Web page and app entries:
--- START ---
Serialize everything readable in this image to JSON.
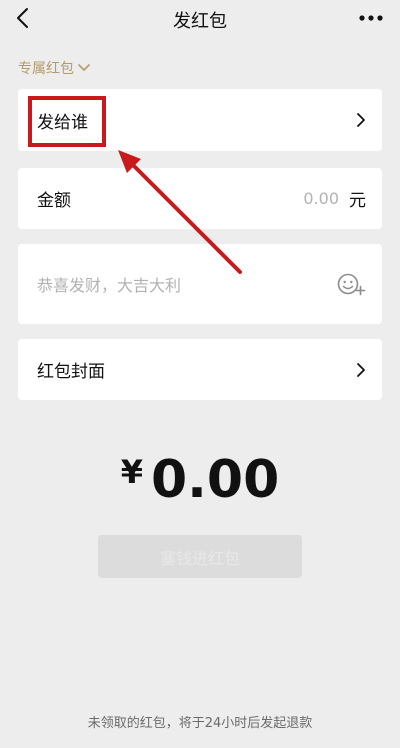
{
  "nav": {
    "title": "发红包",
    "back_icon": "chevron-left-icon",
    "more_icon": "ellipsis-icon"
  },
  "packet_type": {
    "label": "专属红包"
  },
  "recipient": {
    "label": "发给谁"
  },
  "amount": {
    "label": "金额",
    "value": "0.00",
    "unit": "元"
  },
  "greeting": {
    "placeholder": "恭喜发财，大吉大利",
    "emoji_icon": "emoji-add-icon"
  },
  "cover": {
    "label": "红包封面"
  },
  "total": {
    "currency": "¥",
    "value": "0.00"
  },
  "submit": {
    "label": "塞钱进红包"
  },
  "footer": {
    "note": "未领取的红包，将于24小时后发起退款"
  },
  "colors": {
    "background": "#ededed",
    "accent_gold": "#b59b6c",
    "annotation_red": "#c8191c",
    "muted_text": "#b2b2b2"
  }
}
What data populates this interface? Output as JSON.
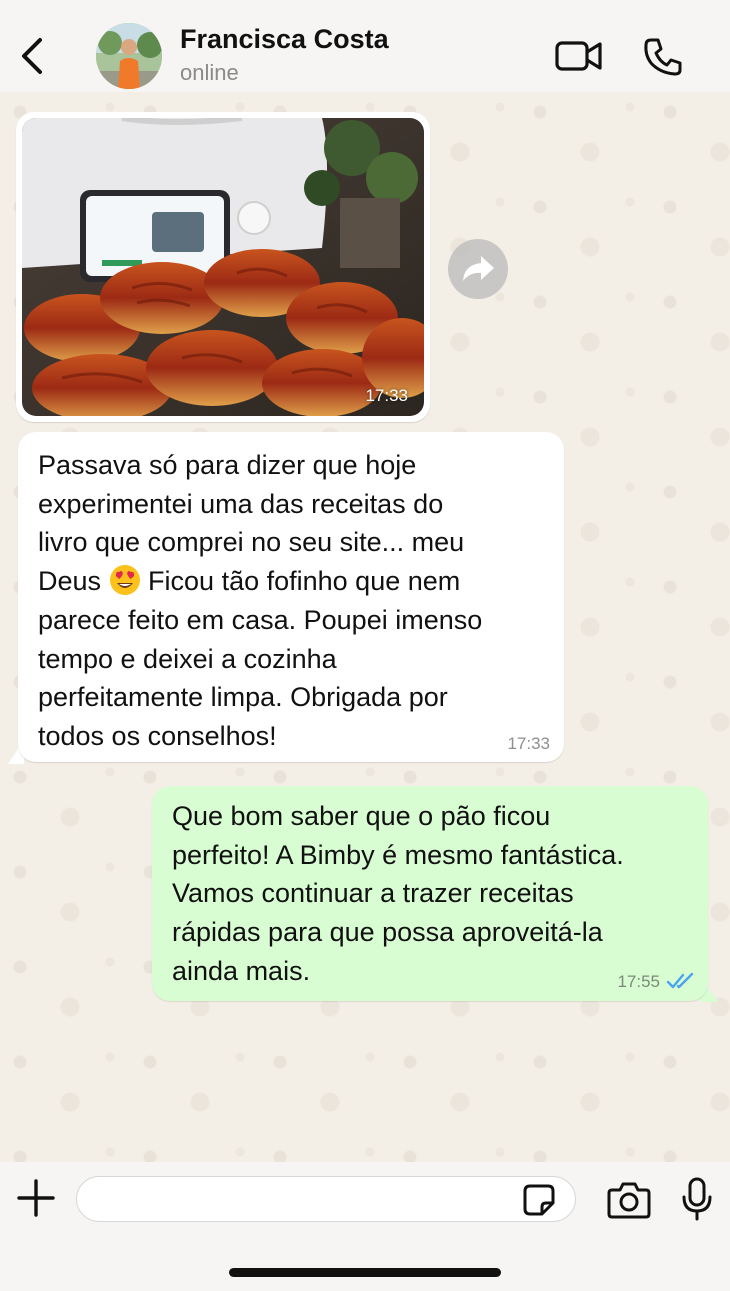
{
  "header": {
    "contact_name": "Francisca Costa",
    "status": "online"
  },
  "messages": [
    {
      "type": "image",
      "direction": "incoming",
      "time": "17:33"
    },
    {
      "type": "text",
      "direction": "incoming",
      "text_before_emoji": "Passava só para dizer que hoje\nexperimentei uma das receitas do\nlivro que comprei no seu site... meu\nDeus ",
      "emoji": "smiling-face-with-heart-eyes",
      "text_after_emoji": " Ficou tão fofinho que nem\nparece feito em casa. Poupei imenso\ntempo e deixei a cozinha\nperfeitamente limpa. Obrigada por\ntodos os conselhos!",
      "time": "17:33"
    },
    {
      "type": "text",
      "direction": "outgoing",
      "text": "Que bom saber que o pão ficou\nperfeito! A Bimby é mesmo fantástica.\nVamos continuar a trazer receitas\nrápidas para que possa aproveitá-la\nainda mais.",
      "time": "17:55",
      "status": "read"
    }
  ],
  "composer": {
    "value": ""
  },
  "colors": {
    "outgoing_bubble": "#d9fdd3",
    "incoming_bubble": "#ffffff",
    "read_ticks": "#4aa3f0",
    "chat_background": "#f4efe6"
  },
  "icons": {
    "back": "chevron-left-icon",
    "video": "video-camera-icon",
    "call": "phone-icon",
    "forward": "forward-arrow-icon",
    "plus": "plus-icon",
    "sticker": "sticker-icon",
    "camera": "camera-icon",
    "mic": "microphone-icon",
    "ticks": "double-check-icon"
  }
}
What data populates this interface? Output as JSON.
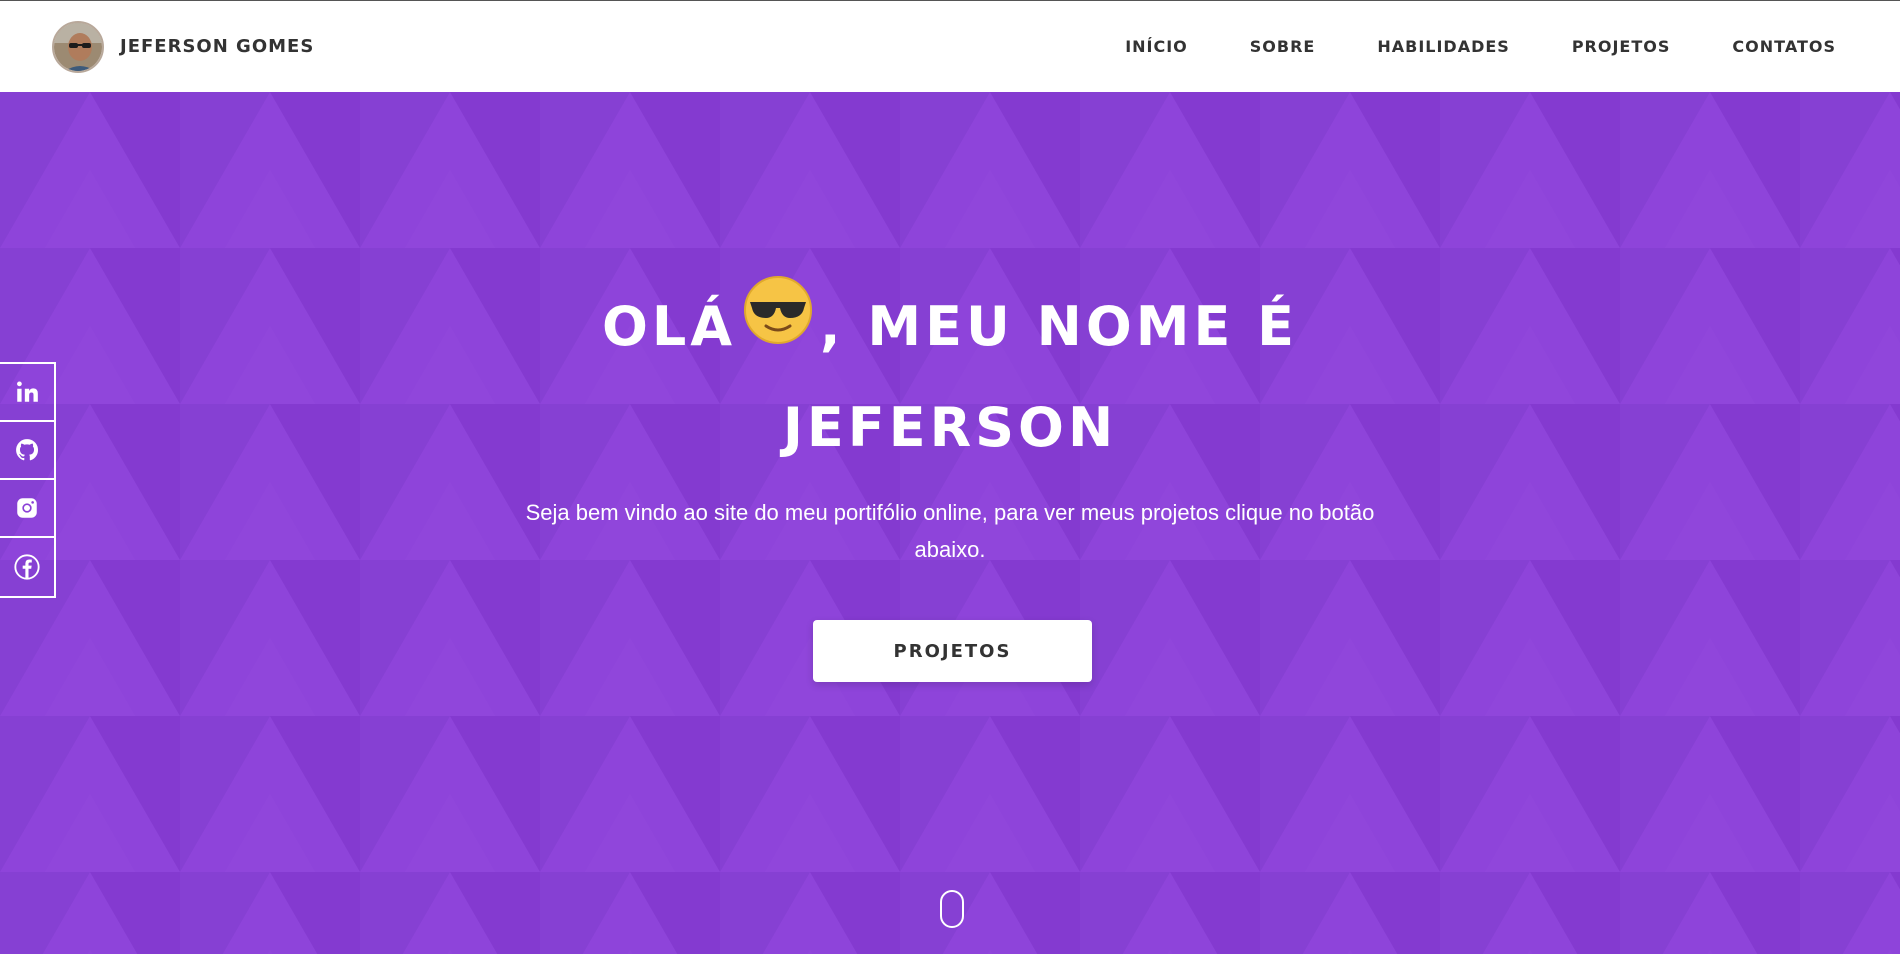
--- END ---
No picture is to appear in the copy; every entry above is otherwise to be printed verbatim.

[EXERCISE OUTPUT]
Serialize everything readable in this image to JSON.
{
  "nav": {
    "title": "发红包",
    "back_icon": "chevron-left-icon",
    "more_icon": "ellipsis-icon"
  },
  "packet_type": {
    "label": "专属红包"
  },
  "recipient": {
    "label": "发给谁"
  },
  "amount": {
    "label": "金额",
    "value": "0.00",
    "unit": "元"
  },
  "greeting": {
    "placeholder": "恭喜发财，大吉大利",
    "emoji_icon": "emoji-add-icon"
  },
  "cover": {
    "label": "红包封面"
  },
  "total": {
    "currency": "¥",
    "value": "0.00"
  },
  "submit": {
    "label": "塞钱进红包"
  },
  "footer": {
    "note": "未领取的红包，将于24小时后发起退款"
  },
  "colors": {
    "background": "#ededed",
    "accent_gold": "#b59b6c",
    "annotation_red": "#c8191c",
    "muted_text": "#b2b2b2"
  }
}
What data populates this interface? Output as JSON.
{
  "header": {
    "contact_name": "Francisca Costa",
    "status": "online"
  },
  "messages": [
    {
      "type": "image",
      "direction": "incoming",
      "time": "17:33"
    },
    {
      "type": "text",
      "direction": "incoming",
      "text_before_emoji": "Passava só para dizer que hoje\nexperimentei uma das receitas do\nlivro que comprei no seu site... meu\nDeus ",
      "emoji": "smiling-face-with-heart-eyes",
      "text_after_emoji": " Ficou tão fofinho que nem\nparece feito em casa. Poupei imenso\ntempo e deixei a cozinha\nperfeitamente limpa. Obrigada por\ntodos os conselhos!",
      "time": "17:33"
    },
    {
      "type": "text",
      "direction": "outgoing",
      "text": "Que bom saber que o pão ficou\nperfeito! A Bimby é mesmo fantástica.\nVamos continuar a trazer receitas\nrápidas para que possa aproveitá-la\nainda mais.",
      "time": "17:55",
      "status": "read"
    }
  ],
  "composer": {
    "value": ""
  },
  "colors": {
    "outgoing_bubble": "#d9fdd3",
    "incoming_bubble": "#ffffff",
    "read_ticks": "#4aa3f0",
    "chat_background": "#f4efe6"
  },
  "icons": {
    "back": "chevron-left-icon",
    "video": "video-camera-icon",
    "call": "phone-icon",
    "forward": "forward-arrow-icon",
    "plus": "plus-icon",
    "sticker": "sticker-icon",
    "camera": "camera-icon",
    "mic": "microphone-icon",
    "ticks": "double-check-icon"
  }
}
What data populates this interface? Output as JSON.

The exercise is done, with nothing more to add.